The following is an overview of key developments in Canadian public markets law applicable to the oil and gas industry from July 1, 2015 to September 30, 2015.

Public Capital Markets

  • The prospectus-exempt rights offering regime was revised (effective in December) to increase the permitted dilution limit from 25% to 100% and allow the use of a simplified rights offering circular that doesn’t require regulatory review, amongst other changes. 
  • The TSX expanded exemptions for inter-listed companies from certain of its transaction and corporate governance rules, provided that less than 25% of the issuer’s trading volume has occurred on a Canadian market in the last 12 months and that certain other conditions are met. 
  • IIROC reduced the research report quiet period after an IPO from 40 to10 days and from 10 to 3 days after a secondary offering.

Private Capital Markets

  • Most CSA members are implementing rules (effective in May) requiring public and private issuers to make certain private placement documentation available on SEDAR. Ontario and BC will continue to use existing systems. 
  • Following three other jurisdictions, the ASC proposed to allow any listed company that is a reporting issuer in Canada to distribute securities by private placement to any non-accredited investor that receives advice on the suitability of the purchase from an investment dealer, provided certain other fairly routine requirements are met.
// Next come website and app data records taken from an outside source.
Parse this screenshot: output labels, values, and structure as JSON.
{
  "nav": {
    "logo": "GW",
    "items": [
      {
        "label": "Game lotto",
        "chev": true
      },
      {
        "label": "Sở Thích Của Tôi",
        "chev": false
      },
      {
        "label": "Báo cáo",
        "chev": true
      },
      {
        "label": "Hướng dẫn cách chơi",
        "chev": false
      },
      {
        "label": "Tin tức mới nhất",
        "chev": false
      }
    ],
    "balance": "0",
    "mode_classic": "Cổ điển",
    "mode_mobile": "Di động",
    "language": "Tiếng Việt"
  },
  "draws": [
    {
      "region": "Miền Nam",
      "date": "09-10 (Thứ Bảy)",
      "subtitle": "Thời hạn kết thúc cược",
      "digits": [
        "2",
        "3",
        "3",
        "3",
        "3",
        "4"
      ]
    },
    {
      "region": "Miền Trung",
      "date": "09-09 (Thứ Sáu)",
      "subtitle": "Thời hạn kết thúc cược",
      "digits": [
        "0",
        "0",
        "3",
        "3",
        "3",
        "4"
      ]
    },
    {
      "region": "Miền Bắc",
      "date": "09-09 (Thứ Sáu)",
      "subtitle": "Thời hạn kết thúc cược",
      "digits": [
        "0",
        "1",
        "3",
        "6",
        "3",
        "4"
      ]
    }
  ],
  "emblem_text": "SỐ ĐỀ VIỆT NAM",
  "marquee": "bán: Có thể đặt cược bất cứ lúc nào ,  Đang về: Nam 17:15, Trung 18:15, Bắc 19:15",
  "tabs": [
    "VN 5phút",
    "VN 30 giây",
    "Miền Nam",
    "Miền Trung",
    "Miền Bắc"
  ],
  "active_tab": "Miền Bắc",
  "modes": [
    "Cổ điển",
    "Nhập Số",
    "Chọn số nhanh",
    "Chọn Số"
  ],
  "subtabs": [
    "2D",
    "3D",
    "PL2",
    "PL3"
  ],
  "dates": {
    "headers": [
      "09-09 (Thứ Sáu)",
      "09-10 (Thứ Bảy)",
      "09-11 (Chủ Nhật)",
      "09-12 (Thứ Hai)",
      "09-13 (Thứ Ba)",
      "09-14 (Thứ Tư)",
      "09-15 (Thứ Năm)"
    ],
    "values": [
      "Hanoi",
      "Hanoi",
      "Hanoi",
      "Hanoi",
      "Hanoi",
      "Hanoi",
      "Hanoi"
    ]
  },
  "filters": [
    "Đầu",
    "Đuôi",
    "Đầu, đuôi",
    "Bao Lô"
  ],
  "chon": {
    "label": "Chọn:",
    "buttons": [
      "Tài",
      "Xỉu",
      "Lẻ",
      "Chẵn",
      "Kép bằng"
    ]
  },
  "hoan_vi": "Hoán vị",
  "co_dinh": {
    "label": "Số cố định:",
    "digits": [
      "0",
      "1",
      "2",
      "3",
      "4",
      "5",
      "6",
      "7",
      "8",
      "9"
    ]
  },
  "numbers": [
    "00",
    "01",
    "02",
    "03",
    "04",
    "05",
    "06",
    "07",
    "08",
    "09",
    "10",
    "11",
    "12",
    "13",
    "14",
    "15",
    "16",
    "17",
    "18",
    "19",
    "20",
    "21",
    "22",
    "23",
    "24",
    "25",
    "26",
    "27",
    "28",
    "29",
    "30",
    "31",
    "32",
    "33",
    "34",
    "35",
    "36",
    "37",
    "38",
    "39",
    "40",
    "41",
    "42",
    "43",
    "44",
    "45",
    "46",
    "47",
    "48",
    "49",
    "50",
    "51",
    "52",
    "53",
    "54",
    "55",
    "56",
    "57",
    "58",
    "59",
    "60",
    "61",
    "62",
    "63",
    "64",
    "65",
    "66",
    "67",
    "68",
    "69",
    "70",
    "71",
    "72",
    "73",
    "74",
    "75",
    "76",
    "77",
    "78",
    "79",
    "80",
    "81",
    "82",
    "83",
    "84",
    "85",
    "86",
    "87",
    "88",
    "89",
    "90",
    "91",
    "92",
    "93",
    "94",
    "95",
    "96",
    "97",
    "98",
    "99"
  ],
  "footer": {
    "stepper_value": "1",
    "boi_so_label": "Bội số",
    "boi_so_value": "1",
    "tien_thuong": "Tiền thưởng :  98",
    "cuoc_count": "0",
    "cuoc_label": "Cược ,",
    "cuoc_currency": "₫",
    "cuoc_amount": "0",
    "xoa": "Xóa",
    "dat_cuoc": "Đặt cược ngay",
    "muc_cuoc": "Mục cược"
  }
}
Continuous Disclosure

  • The SEC proposed rules that would significantly expand the circumstances in which public companies would be required to claw back incentive-based compensation.  The rules would apply to all entities listed on US stock exchanges, including Canadian foreign private issuers.
  • The CSA’s 2015 continuous disclosure review noted failures to file material change reports when near-term earnings prospects change and avoiding selective disclosure in private meetings with analysts or industry conferences, amongst other issues. 
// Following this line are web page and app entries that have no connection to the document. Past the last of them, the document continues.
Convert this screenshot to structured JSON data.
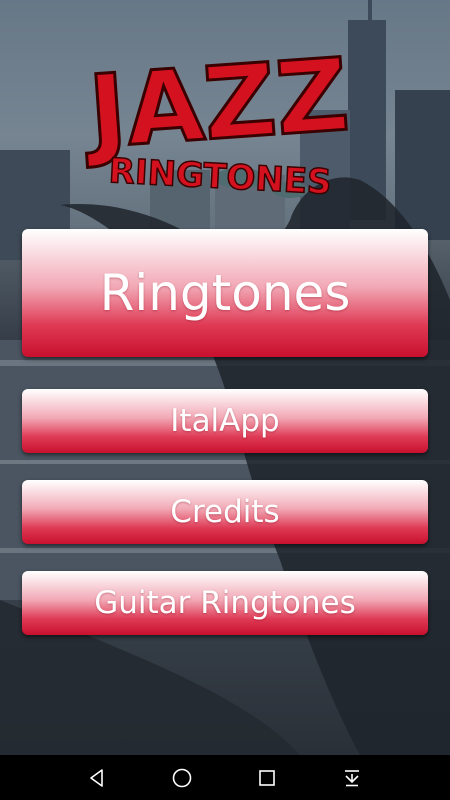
{
  "logo": {
    "title": "JAZZ",
    "subtitle": "RINGTONES"
  },
  "menu": {
    "main_button": "Ringtones",
    "buttons": [
      "ItalApp",
      "Credits",
      "Guitar Ringtones"
    ]
  },
  "navbar": {
    "icons": [
      "back-icon",
      "home-icon",
      "recent-apps-icon",
      "notification-down-icon"
    ]
  },
  "colors": {
    "accent_red": "#c8102e",
    "logo_red": "#d4111e",
    "navbar": "#000000"
  }
}
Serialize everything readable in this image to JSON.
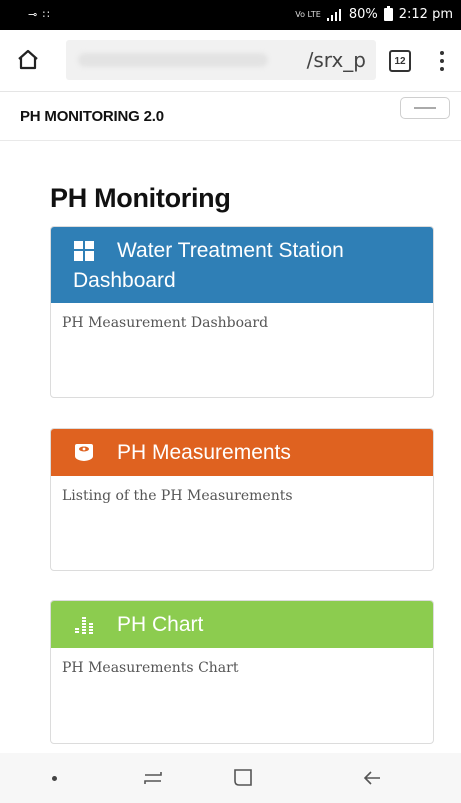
{
  "status_bar": {
    "left_icons": "⊸ ∷",
    "network": "Vo LTE",
    "battery": "80%",
    "time": "2:12 pm"
  },
  "browser": {
    "url_visible": "/srx_p",
    "tab_count": "12"
  },
  "navbar": {
    "brand": "PH MONITORING 2.0"
  },
  "page": {
    "title": "PH Monitoring"
  },
  "cards": [
    {
      "title_line1": "Water Treatment Station",
      "title_line2": "Dashboard",
      "icon": "dashboard-grid-icon",
      "body": "PH Measurement Dashboard",
      "color": "#2f7fb6"
    },
    {
      "title": "PH Measurements",
      "icon": "monitor-icon",
      "body": "Listing of the PH Measurements",
      "color": "#df6220"
    },
    {
      "title": "PH Chart",
      "icon": "bar-chart-icon",
      "body": "PH Measurements Chart",
      "color": "#8ccc4f"
    }
  ]
}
  • In Alberta, orders and settlement agreements made by other Canadian jurisdictions are now automatically recognized.  The ASC will recognize international orders and settlements at its discretion.